*** Material shown ***
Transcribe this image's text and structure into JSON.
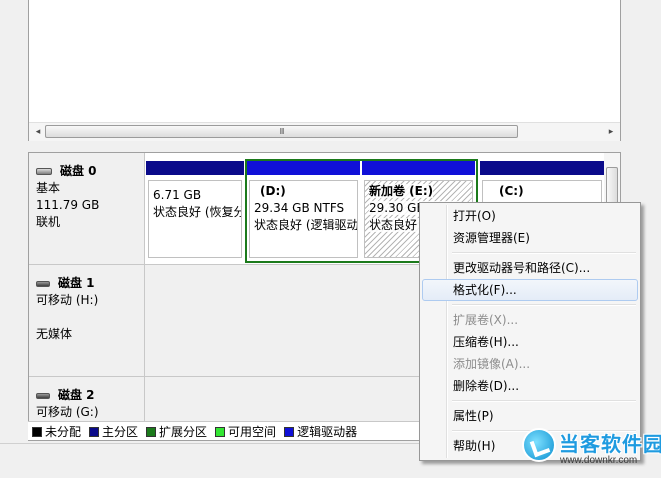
{
  "top_pane": {
    "scrollbar": {
      "left_arrow": "◂",
      "right_arrow": "▸",
      "grip": "III"
    }
  },
  "disks": [
    {
      "name": "磁盘 0",
      "type": "基本",
      "size": "111.79 GB",
      "status": "联机",
      "partitions": [
        {
          "line1": "6.71 GB",
          "line2": "状态良好 (恢复分",
          "volume": "",
          "bar": "dark",
          "hatched": false
        },
        {
          "volume": "(D:)",
          "line1": "29.34 GB NTFS",
          "line2": "状态良好 (逻辑驱动",
          "bar": "blue",
          "hatched": false
        },
        {
          "volume": "新加卷  (E:)",
          "line1": "29.30 GB NTFS",
          "line2": "状态良好 (逻辑驱",
          "bar": "blue",
          "hatched": true
        },
        {
          "volume": "(C:)",
          "line1": "",
          "line2": "",
          "bar": "dark",
          "hatched": false
        }
      ]
    },
    {
      "name": "磁盘 1",
      "type": "可移动 (H:)",
      "size": "",
      "status": "无媒体"
    },
    {
      "name": "磁盘 2",
      "type": "可移动 (G:)",
      "size": "",
      "status": ""
    }
  ],
  "legend": [
    {
      "label": "未分配",
      "color": "#000000"
    },
    {
      "label": "主分区",
      "color": "#0a0a8a"
    },
    {
      "label": "扩展分区",
      "color": "#1b7a1b"
    },
    {
      "label": "可用空间",
      "color": "#33e633"
    },
    {
      "label": "逻辑驱动器",
      "color": "#1010d8"
    }
  ],
  "context_menu": {
    "items": [
      {
        "label": "打开(O)",
        "enabled": true
      },
      {
        "label": "资源管理器(E)",
        "enabled": true
      },
      {
        "separator": true
      },
      {
        "label": "更改驱动器号和路径(C)...",
        "enabled": true
      },
      {
        "label": "格式化(F)...",
        "enabled": true,
        "highlight": true
      },
      {
        "separator": true
      },
      {
        "label": "扩展卷(X)...",
        "enabled": false
      },
      {
        "label": "压缩卷(H)...",
        "enabled": true
      },
      {
        "label": "添加镜像(A)...",
        "enabled": false
      },
      {
        "label": "删除卷(D)...",
        "enabled": true
      },
      {
        "separator": true
      },
      {
        "label": "属性(P)",
        "enabled": true
      },
      {
        "separator": true
      },
      {
        "label": "帮助(H)",
        "enabled": true
      }
    ]
  },
  "watermark": {
    "title": "当客软件园",
    "url": "www.downkr.com"
  }
}
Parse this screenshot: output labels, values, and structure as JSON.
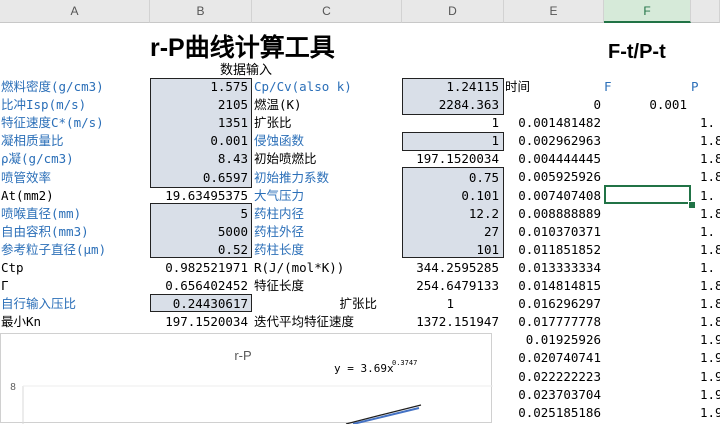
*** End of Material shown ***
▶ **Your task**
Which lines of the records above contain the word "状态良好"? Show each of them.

▶ **Reply**
          "line2": "状态良好 (恢复分",
          "line2": "状态良好 (逻辑驱动",
          "line2": "状态良好 (逻辑驱",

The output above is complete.